Work instructions – Gather each line containing the string "Proveedor" from these entries.

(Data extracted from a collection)
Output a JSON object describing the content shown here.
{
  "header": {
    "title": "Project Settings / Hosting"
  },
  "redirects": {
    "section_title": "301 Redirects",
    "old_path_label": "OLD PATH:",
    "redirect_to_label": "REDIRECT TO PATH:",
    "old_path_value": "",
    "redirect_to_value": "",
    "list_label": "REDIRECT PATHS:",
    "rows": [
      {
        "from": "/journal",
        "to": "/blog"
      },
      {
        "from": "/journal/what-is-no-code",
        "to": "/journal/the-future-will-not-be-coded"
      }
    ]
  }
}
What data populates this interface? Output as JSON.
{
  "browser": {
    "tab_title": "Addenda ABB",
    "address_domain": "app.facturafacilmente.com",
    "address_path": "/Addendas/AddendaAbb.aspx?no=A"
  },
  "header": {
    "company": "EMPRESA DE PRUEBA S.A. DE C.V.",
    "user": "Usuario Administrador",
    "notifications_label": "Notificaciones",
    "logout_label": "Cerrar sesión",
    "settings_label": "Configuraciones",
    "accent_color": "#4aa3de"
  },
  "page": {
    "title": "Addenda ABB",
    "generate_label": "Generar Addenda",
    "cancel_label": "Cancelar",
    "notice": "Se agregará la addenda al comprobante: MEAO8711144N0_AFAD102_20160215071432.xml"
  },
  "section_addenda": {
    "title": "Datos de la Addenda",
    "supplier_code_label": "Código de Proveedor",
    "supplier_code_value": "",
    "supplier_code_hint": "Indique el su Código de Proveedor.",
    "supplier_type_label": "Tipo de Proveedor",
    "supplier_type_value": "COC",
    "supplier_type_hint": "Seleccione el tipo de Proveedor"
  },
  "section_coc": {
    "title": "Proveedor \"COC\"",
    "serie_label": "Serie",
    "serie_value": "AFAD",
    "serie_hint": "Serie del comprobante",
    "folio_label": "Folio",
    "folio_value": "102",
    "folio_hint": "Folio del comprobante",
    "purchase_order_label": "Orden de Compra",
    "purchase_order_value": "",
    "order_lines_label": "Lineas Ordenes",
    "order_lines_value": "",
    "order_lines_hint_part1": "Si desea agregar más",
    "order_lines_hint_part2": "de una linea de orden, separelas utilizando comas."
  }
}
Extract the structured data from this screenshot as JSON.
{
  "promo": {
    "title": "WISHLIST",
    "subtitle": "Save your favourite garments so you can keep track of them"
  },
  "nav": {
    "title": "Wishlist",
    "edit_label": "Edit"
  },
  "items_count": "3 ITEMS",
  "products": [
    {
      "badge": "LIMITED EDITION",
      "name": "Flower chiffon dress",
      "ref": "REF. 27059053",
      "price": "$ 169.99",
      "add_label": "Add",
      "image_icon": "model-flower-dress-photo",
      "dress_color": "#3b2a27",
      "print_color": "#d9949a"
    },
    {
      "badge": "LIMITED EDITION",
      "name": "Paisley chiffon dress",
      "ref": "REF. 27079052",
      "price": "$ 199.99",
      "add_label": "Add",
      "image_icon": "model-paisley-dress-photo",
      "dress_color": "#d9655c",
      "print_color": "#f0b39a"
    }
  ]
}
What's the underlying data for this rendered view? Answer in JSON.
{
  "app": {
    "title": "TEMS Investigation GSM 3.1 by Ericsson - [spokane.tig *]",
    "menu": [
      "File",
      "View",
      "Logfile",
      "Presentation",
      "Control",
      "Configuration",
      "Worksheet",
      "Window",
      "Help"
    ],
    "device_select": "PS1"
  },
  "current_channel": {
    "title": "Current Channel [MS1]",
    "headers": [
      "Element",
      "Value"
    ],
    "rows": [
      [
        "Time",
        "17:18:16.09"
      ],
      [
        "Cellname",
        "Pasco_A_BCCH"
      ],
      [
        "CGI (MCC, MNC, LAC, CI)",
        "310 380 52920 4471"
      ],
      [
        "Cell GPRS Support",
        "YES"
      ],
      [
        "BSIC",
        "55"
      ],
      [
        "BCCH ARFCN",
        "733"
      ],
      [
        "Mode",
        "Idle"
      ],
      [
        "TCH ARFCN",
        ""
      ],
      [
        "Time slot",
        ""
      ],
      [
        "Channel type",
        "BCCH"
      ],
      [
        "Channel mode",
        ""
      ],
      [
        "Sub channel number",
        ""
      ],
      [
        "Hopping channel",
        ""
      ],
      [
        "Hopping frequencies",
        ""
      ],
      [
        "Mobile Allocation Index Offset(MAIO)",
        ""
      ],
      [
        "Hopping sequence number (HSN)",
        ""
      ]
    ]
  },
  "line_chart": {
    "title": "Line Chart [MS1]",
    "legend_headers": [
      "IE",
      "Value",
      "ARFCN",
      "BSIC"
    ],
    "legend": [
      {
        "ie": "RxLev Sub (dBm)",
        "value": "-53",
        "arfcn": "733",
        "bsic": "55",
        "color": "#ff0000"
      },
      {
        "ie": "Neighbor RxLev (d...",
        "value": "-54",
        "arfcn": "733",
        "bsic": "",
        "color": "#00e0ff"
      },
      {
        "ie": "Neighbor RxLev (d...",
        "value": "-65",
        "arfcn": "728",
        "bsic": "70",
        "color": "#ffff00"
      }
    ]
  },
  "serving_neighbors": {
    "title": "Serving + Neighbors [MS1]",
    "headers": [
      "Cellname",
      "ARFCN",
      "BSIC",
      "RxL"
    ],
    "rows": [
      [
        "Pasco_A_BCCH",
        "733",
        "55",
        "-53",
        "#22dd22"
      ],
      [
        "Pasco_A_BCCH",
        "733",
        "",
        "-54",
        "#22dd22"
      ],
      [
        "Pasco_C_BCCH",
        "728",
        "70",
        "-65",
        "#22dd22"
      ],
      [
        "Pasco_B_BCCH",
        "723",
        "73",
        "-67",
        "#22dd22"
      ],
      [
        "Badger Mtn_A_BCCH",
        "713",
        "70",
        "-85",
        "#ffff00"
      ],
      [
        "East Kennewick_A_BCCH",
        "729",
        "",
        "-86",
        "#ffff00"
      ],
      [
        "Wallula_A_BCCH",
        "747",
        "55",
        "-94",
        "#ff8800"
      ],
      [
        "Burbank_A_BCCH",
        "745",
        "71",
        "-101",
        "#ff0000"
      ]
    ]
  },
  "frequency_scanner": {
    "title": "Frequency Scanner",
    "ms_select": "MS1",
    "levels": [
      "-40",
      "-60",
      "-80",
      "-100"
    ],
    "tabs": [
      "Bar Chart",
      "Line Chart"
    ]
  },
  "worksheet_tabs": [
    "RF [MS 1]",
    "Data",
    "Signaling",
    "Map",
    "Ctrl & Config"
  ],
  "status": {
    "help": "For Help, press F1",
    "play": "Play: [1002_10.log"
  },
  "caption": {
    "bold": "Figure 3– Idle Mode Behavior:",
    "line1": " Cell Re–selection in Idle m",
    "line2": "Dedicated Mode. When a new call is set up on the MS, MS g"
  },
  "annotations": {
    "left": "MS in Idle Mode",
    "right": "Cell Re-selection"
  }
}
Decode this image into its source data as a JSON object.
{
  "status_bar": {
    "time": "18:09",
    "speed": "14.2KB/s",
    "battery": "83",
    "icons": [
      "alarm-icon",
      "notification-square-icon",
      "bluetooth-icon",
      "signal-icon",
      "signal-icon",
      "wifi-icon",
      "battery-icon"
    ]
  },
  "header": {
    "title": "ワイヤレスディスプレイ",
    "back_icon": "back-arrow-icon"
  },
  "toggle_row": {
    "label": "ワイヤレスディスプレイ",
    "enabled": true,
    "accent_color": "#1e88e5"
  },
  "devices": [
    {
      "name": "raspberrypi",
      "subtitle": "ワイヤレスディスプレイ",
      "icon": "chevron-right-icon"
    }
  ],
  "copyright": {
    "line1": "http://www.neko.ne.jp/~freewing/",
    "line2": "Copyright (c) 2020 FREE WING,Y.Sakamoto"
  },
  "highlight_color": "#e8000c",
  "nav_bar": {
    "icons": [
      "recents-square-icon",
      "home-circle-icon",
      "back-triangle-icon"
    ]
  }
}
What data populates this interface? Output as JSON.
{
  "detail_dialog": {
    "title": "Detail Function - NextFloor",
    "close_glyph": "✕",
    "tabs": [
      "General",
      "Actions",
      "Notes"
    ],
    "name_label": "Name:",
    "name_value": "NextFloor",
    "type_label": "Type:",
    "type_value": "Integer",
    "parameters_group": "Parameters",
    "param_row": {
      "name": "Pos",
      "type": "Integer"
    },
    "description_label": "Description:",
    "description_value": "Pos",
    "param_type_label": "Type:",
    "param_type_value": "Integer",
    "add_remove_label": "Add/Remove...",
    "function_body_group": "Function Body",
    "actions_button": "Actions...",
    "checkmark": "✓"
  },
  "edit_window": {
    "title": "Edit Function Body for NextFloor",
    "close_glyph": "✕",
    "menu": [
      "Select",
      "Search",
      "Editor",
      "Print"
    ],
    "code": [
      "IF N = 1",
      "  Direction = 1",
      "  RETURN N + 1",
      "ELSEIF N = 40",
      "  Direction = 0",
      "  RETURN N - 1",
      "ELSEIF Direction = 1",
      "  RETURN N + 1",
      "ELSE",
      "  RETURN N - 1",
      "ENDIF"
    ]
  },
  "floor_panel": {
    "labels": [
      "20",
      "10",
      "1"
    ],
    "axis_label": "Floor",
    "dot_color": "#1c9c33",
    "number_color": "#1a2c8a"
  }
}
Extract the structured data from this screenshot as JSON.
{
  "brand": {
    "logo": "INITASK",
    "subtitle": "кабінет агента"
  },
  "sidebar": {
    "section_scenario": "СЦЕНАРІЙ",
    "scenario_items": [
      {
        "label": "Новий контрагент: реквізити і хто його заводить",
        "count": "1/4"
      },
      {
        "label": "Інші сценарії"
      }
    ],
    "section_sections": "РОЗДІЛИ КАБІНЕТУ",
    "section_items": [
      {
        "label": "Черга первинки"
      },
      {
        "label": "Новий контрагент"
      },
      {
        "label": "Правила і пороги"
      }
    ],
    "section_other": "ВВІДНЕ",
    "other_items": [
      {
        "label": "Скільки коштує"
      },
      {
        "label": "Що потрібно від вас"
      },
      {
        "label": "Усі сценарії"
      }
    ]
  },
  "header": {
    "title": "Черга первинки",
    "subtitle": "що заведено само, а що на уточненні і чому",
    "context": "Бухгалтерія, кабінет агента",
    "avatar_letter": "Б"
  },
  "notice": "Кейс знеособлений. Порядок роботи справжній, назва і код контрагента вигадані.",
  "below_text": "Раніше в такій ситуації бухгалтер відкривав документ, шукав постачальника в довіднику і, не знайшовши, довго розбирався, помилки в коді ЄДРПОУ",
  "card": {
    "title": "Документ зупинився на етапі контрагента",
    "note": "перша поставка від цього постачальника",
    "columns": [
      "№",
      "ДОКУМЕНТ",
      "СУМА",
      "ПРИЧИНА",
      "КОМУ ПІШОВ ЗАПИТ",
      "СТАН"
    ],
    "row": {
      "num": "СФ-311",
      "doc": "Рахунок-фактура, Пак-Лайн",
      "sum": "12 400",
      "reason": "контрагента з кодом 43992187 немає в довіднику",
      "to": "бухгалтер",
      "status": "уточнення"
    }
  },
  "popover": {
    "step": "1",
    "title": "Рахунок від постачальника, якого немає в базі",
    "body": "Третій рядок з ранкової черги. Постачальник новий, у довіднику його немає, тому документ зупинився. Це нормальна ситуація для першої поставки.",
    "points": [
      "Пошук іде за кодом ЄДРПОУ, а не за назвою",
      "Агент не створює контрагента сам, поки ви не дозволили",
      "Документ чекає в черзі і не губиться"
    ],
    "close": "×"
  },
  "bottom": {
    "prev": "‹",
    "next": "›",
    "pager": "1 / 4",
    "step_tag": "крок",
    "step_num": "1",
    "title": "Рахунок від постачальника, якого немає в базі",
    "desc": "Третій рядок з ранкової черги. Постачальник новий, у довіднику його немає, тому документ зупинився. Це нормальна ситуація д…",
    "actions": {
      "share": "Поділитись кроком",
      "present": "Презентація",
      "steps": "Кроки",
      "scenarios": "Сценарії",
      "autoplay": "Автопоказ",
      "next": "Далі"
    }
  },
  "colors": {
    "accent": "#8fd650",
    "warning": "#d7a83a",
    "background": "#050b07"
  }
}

Exercise output –
    "supplier_code_label": "Código de Proveedor",
    "supplier_code_hint": "Indique el su Código de Proveedor.",
    "supplier_type_label": "Tipo de Proveedor",
    "supplier_type_hint": "Seleccione el tipo de Proveedor"
    "title": "Proveedor \"COC\"",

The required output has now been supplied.